Walk into New Life Covenant Church on Chicago’s North California Avenue on a Sunday morning, and you’re likely to find nurses, doctors, and other medical professionals taking blood pressure readings or providing diabetes education. Return during the week, and you’ll see bilingual, board-certified physicians offering prenatal care, mental health care, and other services. It’s all part of a new partnership with nearby Norwegian American Hospital, and for churchgoers and community members on the west side, it’s nothing short of a miracle.
Just five years ago, the Norwegian American Hospital built in 1894 was on the brink of ruin. Faced with decreasing Medicaid payments and a reduction in programs, Norwegian American’s leaders were considering bankruptcy.
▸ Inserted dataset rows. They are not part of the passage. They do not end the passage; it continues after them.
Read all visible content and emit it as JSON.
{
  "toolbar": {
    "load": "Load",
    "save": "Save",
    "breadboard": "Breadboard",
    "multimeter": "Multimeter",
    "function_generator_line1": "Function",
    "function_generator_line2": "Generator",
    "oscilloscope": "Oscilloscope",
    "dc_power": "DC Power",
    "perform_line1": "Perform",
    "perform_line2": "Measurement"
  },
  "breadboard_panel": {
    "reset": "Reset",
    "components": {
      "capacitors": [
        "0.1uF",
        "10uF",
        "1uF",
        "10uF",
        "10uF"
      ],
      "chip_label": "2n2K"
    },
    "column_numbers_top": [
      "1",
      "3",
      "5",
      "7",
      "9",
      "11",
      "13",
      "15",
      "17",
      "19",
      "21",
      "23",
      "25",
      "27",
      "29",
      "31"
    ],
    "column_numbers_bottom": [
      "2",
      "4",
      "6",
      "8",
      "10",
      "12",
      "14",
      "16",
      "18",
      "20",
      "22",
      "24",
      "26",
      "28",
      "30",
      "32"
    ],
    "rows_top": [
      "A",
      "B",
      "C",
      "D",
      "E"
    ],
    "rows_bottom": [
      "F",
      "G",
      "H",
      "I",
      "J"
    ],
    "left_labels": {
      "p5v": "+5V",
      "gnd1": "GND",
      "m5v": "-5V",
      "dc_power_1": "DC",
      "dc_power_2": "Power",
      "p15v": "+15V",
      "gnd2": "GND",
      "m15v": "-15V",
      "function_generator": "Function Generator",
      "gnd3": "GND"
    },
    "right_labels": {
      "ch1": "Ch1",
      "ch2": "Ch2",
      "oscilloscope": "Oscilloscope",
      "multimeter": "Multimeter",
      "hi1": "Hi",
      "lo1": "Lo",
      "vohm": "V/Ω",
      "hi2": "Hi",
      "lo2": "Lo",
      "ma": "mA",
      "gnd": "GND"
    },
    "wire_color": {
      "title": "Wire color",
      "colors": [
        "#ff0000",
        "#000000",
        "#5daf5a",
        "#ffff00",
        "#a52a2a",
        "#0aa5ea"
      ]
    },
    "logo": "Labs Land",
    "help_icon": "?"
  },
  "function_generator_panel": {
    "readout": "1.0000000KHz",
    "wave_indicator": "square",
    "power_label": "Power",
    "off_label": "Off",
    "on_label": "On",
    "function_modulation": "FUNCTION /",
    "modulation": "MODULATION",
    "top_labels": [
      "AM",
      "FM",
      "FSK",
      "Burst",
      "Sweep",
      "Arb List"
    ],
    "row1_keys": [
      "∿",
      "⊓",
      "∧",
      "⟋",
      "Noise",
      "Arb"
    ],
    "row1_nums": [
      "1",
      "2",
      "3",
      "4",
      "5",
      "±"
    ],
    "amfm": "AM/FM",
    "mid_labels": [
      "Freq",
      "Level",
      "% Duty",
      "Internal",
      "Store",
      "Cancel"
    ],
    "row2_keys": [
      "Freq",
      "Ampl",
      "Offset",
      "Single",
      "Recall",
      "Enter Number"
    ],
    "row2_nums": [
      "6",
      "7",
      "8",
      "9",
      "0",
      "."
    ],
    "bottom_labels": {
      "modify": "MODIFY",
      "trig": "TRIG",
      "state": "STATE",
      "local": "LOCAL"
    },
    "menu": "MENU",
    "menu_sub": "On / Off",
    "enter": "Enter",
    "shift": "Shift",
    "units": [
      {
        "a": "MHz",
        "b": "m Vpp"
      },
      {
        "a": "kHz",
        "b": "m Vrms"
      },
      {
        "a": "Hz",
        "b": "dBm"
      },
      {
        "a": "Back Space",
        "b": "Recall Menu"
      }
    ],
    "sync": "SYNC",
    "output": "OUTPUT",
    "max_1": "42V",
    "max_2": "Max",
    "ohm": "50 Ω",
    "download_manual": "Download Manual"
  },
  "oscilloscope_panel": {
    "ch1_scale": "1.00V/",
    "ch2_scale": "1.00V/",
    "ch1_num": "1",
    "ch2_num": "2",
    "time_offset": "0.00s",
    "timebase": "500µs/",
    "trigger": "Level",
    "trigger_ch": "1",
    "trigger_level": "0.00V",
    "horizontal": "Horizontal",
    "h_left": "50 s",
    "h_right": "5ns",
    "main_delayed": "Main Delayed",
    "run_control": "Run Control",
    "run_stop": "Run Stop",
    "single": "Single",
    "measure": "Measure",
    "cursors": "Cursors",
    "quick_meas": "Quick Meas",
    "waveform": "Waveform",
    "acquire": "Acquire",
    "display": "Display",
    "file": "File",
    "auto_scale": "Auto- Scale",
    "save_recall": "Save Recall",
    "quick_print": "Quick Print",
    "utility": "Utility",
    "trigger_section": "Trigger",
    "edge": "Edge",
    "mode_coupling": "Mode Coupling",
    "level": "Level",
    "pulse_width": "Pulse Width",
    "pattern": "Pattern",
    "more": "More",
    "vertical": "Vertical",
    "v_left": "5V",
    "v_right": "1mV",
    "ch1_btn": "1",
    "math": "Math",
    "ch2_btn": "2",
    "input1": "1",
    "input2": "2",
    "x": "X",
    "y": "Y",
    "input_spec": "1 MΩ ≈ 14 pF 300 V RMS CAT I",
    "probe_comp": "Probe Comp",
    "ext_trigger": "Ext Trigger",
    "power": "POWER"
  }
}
Additionally, the Centers for Medicare & Medicaid Services were scrutinizing the hospital for possible violations of life-safety issues. Norwegian had a poor relationship with medical staff and citizens alike.
Remarkably, in 2014, the once-troubled hospital closed its budget in the black for the third consecutive year. Although losses in 2011 topped $4.5 million, revenue rebounded to $800,000 in 2012 and hit $1.2 million in 2013.
The organization scored above the national average for quality, resource use, and value in an annual hospital safety report published by the Leapfrog Group. In just two years, Norwegian improved its quality score by 235 percent, its resource use score by 408 percent, and its value score by 282 percent. Today, Medicare ranks Norwegian as the best in Chicago and fifth best in Illinois for reduced hospital-acquired infection rates.
It’s no coincidence that the hospital’s turnaround coincided with the arrival of its new chief executive officer, José R. Sánchez. A licensed clinical social worker since 1979, Sanchez has spent more than 30 years as a health-care executive. Prior to joining Norwegian American in 2010, he was senior vice president at one of the largest health care networks in New York City, Health and Hospitals Corporation. There, he managed a $1 billion budget and 9,000 employees spread over two level-one trauma centers, an acute care hospital, and 34 community-based health centers serving minority and working-class families.
During that time, Sánchez focused on health disparities and other issues affecting East Harlem, Central Harlem, and the South Bronx. “Hospitals play a key role in the community beyond providing health care. We’re a large employer and an economic engine.
We have a responsibility to make a real difference,” he says. “The health of the community requires the participation of every stakeholder.”
Sánchez has brought that same attitude to his work in Chicago, where he’s known in the Humboldt Park community as a civic leader. He meets often with elected officials, leaders in the faith community, and other key players to develop strong partnerships that are contributing to Norwegian’s rebirth. These relationships have further generated tangible results in the community. New Life’s health clinics, a mobile dental van, and a pediatric Care-A-Van program connect patients to needed hospital services. In 2014, Norwegian American Hospital donated land for the construction of a 48-unit housing facility for veterans.
Renewing the community’s trust in the hospital was just one part of Sánchez’s plan. He also had to restructure operations and evaluate staff and services to stabilize Norwegian’s finances. Then, he cleared the Centers for Medicare and Medicaid Services violations, recruited doctors, created new training programs, invested in IT, implemented Electronic Health Records, and re-engaged his staff.
Shortly after his arrival, Sánchez tasked his staff with completing a far-reaching community-need assessment to uncover underadressed medical issues. After discovering high instances of diabetes, obesity, substance abuse, and mental health issues, he and his team built new services and refined existing ones. The hospital increased mental health capacity and created a more robust cardiology department. “A hospital in an underserved community can play a major role in improving the quality of life when it is committed to making a difference and really understanding what the community needs,” Sánchez says.
While many conditions have improved on Chicago’s West Side, significant challenges remain. Changes in health care associated with the Affordable Care Act are driving more patients to Norwegian. The stand-alone hospital’s emergency room saw almost 30,000 new patients in 2014. Sánchez credits a talented and dedicated staff with meeting increased demands and says he is doing all he can to empower doctors, nurses, and other clinicians.
“We’ve become a data-driven organization and are looking to increase automation and efficiency wherever possible. We review all our service lines every month and measure performance on an ongoing basis,” he explains. Those steps, combined with streamlining, help Norwegian American adapt to the evolving health care environment; the hospital is saving $500,000 a year by outsourcing its laboratory services.
Sánchez says that when he first came to Chicago in 2010, he assessed why patients were choosing other hospitals over Norwegian. He talked to doctors who didn’t want to work at the hospital. Now, he takes calls from physicians looking to build new partnerships with him. Still, tough times lie ahead. When Illinois’ new governor, Bruce Rauner, took control of the state in early 2015, he announced deep Medicare and Medicaid cuts in his first budget address. Any drop could reduce services and slow the hospital’s ability to treat uninsured or underinsured patients. But Sánchez is up to the challenge, having now laid a strong foundation for Norwegian American to respond to whatever lies ahead.